## ACTIVITY:
Reproduce the listing that follows, unchanged and complete.

(DATASET RECORDS Opens)

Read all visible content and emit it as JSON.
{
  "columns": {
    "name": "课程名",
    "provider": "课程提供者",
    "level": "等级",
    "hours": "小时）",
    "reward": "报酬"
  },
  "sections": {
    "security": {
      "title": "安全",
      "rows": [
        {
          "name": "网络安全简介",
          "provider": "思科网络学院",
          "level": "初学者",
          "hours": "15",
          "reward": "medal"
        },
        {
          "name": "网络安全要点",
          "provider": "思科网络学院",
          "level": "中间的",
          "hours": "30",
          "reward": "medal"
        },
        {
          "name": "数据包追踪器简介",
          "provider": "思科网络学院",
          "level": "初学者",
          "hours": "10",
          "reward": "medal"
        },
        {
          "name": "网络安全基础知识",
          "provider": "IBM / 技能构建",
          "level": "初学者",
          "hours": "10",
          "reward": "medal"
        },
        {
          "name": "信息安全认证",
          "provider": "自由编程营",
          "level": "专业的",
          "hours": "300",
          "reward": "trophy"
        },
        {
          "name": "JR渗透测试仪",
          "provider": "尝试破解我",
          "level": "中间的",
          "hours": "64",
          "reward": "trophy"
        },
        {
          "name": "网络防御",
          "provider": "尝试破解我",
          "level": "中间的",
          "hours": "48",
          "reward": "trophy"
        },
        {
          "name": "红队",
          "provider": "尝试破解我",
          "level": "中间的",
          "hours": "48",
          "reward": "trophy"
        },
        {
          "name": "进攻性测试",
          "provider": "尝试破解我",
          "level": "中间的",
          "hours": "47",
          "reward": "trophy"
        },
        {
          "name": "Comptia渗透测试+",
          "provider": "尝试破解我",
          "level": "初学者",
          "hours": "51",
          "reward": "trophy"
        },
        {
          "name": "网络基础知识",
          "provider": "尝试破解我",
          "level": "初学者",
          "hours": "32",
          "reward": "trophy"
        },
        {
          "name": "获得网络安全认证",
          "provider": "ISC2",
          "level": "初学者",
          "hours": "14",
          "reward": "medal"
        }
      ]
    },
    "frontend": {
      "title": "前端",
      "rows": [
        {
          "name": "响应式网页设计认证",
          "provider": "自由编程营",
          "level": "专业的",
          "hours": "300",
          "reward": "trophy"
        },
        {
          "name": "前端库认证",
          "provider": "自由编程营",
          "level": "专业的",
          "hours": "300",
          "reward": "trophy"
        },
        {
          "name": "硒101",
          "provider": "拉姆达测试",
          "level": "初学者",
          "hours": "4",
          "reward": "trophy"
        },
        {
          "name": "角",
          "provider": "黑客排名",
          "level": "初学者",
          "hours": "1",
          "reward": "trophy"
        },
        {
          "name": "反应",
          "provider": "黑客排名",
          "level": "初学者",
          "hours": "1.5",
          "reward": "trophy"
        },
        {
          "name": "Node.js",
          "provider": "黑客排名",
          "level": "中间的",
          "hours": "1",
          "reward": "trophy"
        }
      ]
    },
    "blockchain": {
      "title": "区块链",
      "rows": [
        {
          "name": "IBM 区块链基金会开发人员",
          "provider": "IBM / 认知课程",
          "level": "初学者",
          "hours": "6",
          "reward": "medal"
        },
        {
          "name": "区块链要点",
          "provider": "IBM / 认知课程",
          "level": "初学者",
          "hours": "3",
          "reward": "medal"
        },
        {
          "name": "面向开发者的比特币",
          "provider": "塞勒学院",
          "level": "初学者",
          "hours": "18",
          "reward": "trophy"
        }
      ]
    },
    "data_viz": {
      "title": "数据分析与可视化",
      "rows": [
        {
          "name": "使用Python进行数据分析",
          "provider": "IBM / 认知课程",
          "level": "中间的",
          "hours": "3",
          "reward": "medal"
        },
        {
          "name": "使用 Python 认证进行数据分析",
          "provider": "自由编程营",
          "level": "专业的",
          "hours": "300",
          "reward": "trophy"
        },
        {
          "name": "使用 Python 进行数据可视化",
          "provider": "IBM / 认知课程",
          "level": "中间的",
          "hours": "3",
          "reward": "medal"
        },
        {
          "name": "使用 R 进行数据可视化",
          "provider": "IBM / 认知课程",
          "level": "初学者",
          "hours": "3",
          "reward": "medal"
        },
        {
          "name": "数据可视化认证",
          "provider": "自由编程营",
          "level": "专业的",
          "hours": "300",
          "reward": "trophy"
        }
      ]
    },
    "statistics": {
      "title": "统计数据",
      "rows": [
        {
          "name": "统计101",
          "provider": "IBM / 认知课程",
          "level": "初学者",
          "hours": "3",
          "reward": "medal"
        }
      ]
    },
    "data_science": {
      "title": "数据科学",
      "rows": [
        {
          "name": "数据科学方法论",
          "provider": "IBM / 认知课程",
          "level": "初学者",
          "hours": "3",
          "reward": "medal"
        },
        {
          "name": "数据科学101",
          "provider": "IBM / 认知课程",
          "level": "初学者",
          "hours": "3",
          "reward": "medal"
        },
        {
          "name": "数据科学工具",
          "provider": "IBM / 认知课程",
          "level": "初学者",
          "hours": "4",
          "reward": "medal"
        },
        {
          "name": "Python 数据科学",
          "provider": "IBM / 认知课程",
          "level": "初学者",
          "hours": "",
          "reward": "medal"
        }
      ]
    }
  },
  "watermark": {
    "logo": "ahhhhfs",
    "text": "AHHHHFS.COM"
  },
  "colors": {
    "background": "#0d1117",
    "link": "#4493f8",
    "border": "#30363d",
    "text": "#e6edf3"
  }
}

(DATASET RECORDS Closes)

## RESULT OF THIS EXERCISE:
Read all visible content and emit it as JSON.
{
  "columns": {
    "name": "课程名",
    "provider": "课程提供者",
    "level": "等级",
    "hours": "小时）",
    "reward": "报酬"
  },
  "sections": {
    "security": {
      "title": "安全",
      "rows": [
        {
          "name": "网络安全简介",
          "provider": "思科网络学院",
          "level": "初学者",
          "hours": "15",
          "reward": "medal"
        },
        {
          "name": "网络安全要点",
          "provider": "思科网络学院",
          "level": "中间的",
          "hours": "30",
          "reward": "medal"
        },
        {
          "name": "数据包追踪器简介",
          "provider": "思科网络学院",
          "level": "初学者",
          "hours": "10",
          "reward": "medal"
        },
        {
          "name": "网络安全基础知识",
          "provider": "IBM / 技能构建",
          "level": "初学者",
          "hours": "10",
          "reward": "medal"
        },
        {
          "name": "信息安全认证",
          "provider": "自由编程营",
          "level": "专业的",
          "hours": "300",
          "reward": "trophy"
        },
        {
          "name": "JR渗透测试仪",
          "provider": "尝试破解我",
          "level": "中间的",
          "hours": "64",
          "reward": "trophy"
        },
        {
          "name": "网络防御",
          "provider": "尝试破解我",
          "level": "中间的",
          "hours": "48",
          "reward": "trophy"
        },
        {
          "name": "红队",
          "provider": "尝试破解我",
          "level": "中间的",
          "hours": "48",
          "reward": "trophy"
        },
        {
          "name": "进攻性测试",
          "provider": "尝试破解我",
          "level": "中间的",
          "hours": "47",
          "reward": "trophy"
        },
        {
          "name": "Comptia渗透测试+",
          "provider": "尝试破解我",
          "level": "初学者",
          "hours": "51",
          "reward": "trophy"
        },
        {
          "name": "网络基础知识",
          "provider": "尝试破解我",
          "level": "初学者",
          "hours": "32",
          "reward": "trophy"
        },
        {
          "name": "获得网络安全认证",
          "provider": "ISC2",
          "level": "初学者",
          "hours": "14",
          "reward": "medal"
        }
      ]
    },
    "frontend": {
      "title": "前端",
      "rows": [
        {
          "name": "响应式网页设计认证",
          "provider": "自由编程营",
          "level": "专业的",
          "hours": "300",
          "reward": "trophy"
        },
        {
          "name": "前端库认证",
          "provider": "自由编程营",
          "level": "专业的",
          "hours": "300",
          "reward": "trophy"
        },
        {
          "name": "硒101",
          "provider": "拉姆达测试",
          "level": "初学者",
          "hours": "4",
          "reward": "trophy"
        },
        {
          "name": "角",
          "provider": "黑客排名",
          "level": "初学者",
          "hours": "1",
          "reward": "trophy"
        },
        {
          "name": "反应",
          "provider": "黑客排名",
          "level": "初学者",
          "hours": "1.5",
          "reward": "trophy"
        },
        {
          "name": "Node.js",
          "provider": "黑客排名",
          "level": "中间的",
          "hours": "1",
          "reward": "trophy"
        }
      ]
    },
    "blockchain": {
      "title": "区块链",
      "rows": [
        {
          "name": "IBM 区块链基金会开发人员",
          "provider": "IBM / 认知课程",
          "level": "初学者",
          "hours": "6",
          "reward": "medal"
        },
        {
          "name": "区块链要点",
          "provider": "IBM / 认知课程",
          "level": "初学者",
          "hours": "3",
          "reward": "medal"
        },
        {
          "name": "面向开发者的比特币",
          "provider": "塞勒学院",
          "level": "初学者",
          "hours": "18",
          "reward": "trophy"
        }
      ]
    },
    "data_viz": {
      "title": "数据分析与可视化",
      "rows": [
        {
          "name": "使用Python进行数据分析",
          "provider": "IBM / 认知课程",
          "level": "中间的",
          "hours": "3",
          "reward": "medal"
        },
        {
          "name": "使用 Python 认证进行数据分析",
          "provider": "自由编程营",
          "level": "专业的",
          "hours": "300",
          "reward": "trophy"
        },
        {
          "name": "使用 Python 进行数据可视化",
          "provider": "IBM / 认知课程",
          "level": "中间的",
          "hours": "3",
          "reward": "medal"
        },
        {
          "name": "使用 R 进行数据可视化",
          "provider": "IBM / 认知课程",
          "level": "初学者",
          "hours": "3",
          "reward": "medal"
        },
        {
          "name": "数据可视化认证",
          "provider": "自由编程营",
          "level": "专业的",
          "hours": "300",
          "reward": "trophy"
        }
      ]
    },
    "statistics": {
      "title": "统计数据",
      "rows": [
        {
          "name": "统计101",
          "provider": "IBM / 认知课程",
          "level": "初学者",
          "hours": "3",
          "reward": "medal"
        }
      ]
    },
    "data_science": {
      "title": "数据科学",
      "rows": [
        {
          "name": "数据科学方法论",
          "provider": "IBM / 认知课程",
          "level": "初学者",
          "hours": "3",
          "reward": "medal"
        },
        {
          "name": "数据科学101",
          "provider": "IBM / 认知课程",
          "level": "初学者",
          "hours": "3",
          "reward": "medal"
        },
        {
          "name": "数据科学工具",
          "provider": "IBM / 认知课程",
          "level": "初学者",
          "hours": "4",
          "reward": "medal"
        },
        {
          "name": "Python 数据科学",
          "provider": "IBM / 认知课程",
          "level": "初学者",
          "hours": "",
          "reward": "medal"
        }
      ]
    }
  },
  "watermark": {
    "logo": "ahhhhfs",
    "text": "AHHHHFS.COM"
  },
  "colors": {
    "background": "#0d1117",
    "link": "#4493f8",
    "border": "#30363d",
    "text": "#e6edf3"
  }
}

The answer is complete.